Ultima: The Black Gate (SNES)

How do you take a sprawling, expansive and massively interactive open world game like Ultima VII and port it to a console?  Well, you can't, really; you'd either need to invest in a massive amount of ROM space for your cartridges (which would probably be passed on to customers, resulting in low sales) or you need to basically make an entirely new game that only faintly resembles the original.  The Black Gate is a case of the latter, reimagining the experience as a top-down dungeon crawler slightly reminiscent of the Zelda titles.  The problem, though, is that it lacks any of the polish that make both Zelda and Ultima such brilliant franchises; dungeons are extremely samey and tedious, movement is stiff, hit detection is shoddy, and combat is nothing short of a chore.  The plot has been trimmed down to bare basics, there are no other party members to recruit or play as, and, owing to Nintendo's content policies of the time, violent and sexual content is scrubbed; enemies simply vanish when killed, and the murders that drove the plot are changed to "kidnappings".   Grinding is a huge part of the gameplay too; everything you need costs hundreds or even thousands of gold and enemies rarely drop more than one or two coins, so you spend the overwhelming majority of your time searching for items to steal and pawn off at the shops for pennies toward your next purchase; at least until their inventory inevitably fills up and you can't anymore, then it's back to farming for pennies in dungeons and endless monster brawls.  The world design doesn't have any logical sense to it, either - you can easily step into an innocuous basement in a village and meet gremlins who drop exploding powder kegs at your feet, killing you instantly.  They arbitrarily introduce elemental-themed weapons too, though there's no real point in using them as it just ensures that some enemies will be completely immune to your attacks and get free hits on you while you figure this out; something non-elemental weapons don't have any issue with.  Basically, it's a mostly linear action game with only light RPG elements now, and not even a particularly good one, especially when compared to Link to the Past or the Quintet offerings on the same platform.  The only passable carryovers from the PC version are the graphics and music, which made the transition across the hardware gap quite well and still effectively carry a somber mood.  Other than that, SNES Black Gate is a bastardization of an immortal classic that's only worth a look as a morbid curiosity.
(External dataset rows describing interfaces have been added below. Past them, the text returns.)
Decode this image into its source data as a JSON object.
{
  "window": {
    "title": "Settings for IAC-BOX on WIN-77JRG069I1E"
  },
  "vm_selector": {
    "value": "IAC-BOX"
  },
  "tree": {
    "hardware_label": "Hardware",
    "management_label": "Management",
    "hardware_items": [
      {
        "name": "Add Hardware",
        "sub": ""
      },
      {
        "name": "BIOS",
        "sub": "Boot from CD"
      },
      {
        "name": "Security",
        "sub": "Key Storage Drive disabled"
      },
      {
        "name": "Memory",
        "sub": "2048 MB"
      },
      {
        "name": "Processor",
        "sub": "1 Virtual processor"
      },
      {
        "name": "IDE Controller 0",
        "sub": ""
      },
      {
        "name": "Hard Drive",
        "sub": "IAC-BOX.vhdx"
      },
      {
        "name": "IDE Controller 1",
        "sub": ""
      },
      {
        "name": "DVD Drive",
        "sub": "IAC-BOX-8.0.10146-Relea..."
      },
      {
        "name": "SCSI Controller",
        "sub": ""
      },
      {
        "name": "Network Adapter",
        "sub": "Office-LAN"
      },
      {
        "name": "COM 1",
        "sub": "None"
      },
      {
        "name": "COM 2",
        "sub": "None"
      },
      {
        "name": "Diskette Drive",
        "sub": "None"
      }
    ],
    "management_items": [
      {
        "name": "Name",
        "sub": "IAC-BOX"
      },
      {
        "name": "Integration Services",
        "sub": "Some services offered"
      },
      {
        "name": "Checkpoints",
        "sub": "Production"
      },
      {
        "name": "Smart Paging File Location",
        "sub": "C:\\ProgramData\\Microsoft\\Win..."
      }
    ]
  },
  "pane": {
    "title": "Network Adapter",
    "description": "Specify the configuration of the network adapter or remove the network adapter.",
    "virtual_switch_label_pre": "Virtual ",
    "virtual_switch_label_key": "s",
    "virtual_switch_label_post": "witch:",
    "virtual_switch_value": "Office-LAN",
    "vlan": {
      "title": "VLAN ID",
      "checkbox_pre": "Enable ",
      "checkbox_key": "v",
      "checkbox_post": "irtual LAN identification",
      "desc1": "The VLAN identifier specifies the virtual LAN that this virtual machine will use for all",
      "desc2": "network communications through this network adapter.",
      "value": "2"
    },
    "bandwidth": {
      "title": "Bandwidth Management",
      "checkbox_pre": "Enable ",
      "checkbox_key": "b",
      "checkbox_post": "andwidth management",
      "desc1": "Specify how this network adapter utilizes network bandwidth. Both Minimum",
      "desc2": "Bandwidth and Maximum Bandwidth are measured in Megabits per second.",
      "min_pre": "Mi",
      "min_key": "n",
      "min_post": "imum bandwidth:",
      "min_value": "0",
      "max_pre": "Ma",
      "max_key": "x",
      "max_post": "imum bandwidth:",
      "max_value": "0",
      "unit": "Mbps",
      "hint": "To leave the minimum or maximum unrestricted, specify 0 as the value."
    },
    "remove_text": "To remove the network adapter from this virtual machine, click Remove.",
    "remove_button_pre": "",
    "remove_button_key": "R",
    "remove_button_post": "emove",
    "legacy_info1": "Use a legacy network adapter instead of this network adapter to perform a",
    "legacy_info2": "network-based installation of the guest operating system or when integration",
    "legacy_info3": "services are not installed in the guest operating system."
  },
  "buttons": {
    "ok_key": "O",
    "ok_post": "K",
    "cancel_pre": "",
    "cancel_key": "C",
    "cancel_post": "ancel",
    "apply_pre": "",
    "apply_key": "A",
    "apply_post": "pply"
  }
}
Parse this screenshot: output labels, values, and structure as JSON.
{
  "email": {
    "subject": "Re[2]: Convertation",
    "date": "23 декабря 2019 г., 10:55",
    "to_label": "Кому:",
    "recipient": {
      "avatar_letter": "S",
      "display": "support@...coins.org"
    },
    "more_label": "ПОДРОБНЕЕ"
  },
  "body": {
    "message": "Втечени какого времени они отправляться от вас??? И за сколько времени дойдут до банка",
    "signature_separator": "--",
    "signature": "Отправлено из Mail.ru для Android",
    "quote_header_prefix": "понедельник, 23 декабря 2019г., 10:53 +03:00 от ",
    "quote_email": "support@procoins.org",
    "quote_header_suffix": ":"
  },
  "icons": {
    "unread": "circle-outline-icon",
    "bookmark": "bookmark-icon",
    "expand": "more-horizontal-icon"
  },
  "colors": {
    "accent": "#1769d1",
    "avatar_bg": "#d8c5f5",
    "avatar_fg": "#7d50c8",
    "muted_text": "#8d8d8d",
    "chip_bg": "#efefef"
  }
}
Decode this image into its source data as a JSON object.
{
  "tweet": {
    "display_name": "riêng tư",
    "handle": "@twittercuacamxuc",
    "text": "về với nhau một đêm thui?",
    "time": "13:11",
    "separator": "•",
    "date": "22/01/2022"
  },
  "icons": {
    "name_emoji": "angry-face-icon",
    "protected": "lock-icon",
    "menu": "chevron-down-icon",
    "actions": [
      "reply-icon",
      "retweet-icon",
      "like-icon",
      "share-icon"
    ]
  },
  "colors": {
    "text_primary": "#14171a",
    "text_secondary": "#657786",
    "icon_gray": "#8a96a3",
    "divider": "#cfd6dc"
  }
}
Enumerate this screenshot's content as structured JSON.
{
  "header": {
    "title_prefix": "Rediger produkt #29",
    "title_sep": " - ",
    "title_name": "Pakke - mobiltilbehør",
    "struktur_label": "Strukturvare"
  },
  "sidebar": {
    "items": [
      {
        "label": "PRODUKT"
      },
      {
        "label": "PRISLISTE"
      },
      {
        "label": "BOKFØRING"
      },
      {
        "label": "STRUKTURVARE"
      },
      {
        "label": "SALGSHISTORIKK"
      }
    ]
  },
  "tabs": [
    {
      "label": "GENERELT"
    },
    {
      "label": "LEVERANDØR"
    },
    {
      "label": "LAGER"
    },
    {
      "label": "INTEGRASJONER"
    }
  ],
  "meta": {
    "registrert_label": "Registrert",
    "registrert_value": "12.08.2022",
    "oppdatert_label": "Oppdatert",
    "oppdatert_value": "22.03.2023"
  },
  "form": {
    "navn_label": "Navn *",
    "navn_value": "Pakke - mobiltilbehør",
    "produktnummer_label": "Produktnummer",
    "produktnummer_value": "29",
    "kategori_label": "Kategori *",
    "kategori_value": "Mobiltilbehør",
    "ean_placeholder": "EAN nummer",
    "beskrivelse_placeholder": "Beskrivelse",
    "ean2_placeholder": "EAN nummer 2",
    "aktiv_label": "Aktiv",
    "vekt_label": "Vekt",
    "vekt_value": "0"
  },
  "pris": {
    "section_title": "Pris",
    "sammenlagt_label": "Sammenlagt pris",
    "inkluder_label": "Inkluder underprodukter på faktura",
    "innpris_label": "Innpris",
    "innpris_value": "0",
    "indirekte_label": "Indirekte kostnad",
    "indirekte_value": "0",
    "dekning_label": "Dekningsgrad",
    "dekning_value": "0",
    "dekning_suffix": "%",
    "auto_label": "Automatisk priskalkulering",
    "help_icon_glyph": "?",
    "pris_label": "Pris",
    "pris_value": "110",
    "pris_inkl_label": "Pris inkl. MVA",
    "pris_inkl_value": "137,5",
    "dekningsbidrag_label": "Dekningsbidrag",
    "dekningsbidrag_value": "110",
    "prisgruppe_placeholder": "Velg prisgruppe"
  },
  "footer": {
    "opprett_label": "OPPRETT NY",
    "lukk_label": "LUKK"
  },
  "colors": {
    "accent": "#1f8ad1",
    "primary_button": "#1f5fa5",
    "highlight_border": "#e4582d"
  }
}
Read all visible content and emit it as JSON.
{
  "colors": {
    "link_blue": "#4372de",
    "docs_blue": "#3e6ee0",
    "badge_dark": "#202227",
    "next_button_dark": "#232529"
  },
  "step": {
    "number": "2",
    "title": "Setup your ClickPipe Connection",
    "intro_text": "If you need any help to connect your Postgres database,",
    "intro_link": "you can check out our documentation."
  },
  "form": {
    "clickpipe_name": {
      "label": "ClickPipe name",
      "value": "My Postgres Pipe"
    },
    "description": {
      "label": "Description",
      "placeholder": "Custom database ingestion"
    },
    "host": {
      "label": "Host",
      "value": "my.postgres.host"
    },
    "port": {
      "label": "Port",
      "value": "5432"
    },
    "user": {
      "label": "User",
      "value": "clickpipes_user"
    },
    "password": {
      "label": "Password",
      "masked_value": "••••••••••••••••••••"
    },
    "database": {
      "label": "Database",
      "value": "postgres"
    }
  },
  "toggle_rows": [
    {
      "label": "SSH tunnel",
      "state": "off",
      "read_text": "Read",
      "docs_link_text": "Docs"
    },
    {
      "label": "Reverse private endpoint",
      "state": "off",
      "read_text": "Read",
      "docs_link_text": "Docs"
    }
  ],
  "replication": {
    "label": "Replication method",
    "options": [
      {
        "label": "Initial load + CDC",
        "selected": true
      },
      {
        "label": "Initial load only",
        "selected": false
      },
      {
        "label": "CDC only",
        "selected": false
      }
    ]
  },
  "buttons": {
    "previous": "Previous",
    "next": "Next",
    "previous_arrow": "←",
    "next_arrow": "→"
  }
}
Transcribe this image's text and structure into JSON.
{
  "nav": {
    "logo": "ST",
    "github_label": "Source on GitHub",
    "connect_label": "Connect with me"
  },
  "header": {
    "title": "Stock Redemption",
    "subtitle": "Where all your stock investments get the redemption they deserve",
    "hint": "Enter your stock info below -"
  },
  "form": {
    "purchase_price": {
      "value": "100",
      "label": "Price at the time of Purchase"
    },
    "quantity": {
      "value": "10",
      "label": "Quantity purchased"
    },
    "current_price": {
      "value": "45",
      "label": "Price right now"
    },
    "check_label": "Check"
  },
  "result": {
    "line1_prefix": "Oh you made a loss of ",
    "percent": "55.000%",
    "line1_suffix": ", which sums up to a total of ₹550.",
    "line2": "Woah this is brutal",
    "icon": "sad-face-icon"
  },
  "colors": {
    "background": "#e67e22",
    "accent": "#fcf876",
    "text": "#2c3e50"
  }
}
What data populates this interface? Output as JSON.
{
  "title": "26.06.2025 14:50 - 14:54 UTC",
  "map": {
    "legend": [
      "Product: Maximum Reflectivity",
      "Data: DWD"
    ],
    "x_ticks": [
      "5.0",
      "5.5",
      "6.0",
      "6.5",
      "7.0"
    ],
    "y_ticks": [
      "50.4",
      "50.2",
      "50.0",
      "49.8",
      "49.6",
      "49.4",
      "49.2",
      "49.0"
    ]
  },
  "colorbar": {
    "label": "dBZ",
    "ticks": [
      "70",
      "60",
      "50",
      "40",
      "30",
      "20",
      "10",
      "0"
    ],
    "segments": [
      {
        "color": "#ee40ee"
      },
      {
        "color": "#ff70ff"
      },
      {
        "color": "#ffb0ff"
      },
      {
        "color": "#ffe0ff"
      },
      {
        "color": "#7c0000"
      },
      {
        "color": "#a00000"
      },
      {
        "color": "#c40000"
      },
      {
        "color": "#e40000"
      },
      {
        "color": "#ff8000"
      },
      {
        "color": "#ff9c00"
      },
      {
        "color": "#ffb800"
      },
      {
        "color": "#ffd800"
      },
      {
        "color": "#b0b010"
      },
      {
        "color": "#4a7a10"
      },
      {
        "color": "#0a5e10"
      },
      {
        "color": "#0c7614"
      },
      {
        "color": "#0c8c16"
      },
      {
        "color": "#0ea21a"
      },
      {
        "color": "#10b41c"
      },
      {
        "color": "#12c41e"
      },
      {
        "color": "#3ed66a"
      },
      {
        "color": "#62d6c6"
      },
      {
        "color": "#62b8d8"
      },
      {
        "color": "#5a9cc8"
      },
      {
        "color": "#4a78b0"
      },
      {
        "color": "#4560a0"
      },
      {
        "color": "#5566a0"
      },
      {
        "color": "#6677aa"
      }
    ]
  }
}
Developer: Origin Systems
Publisher: FCI/Pony Canyon, Electronic Arts
Released: 1994
Platforms: SNES, PSP (As part of the EA Replay compilation)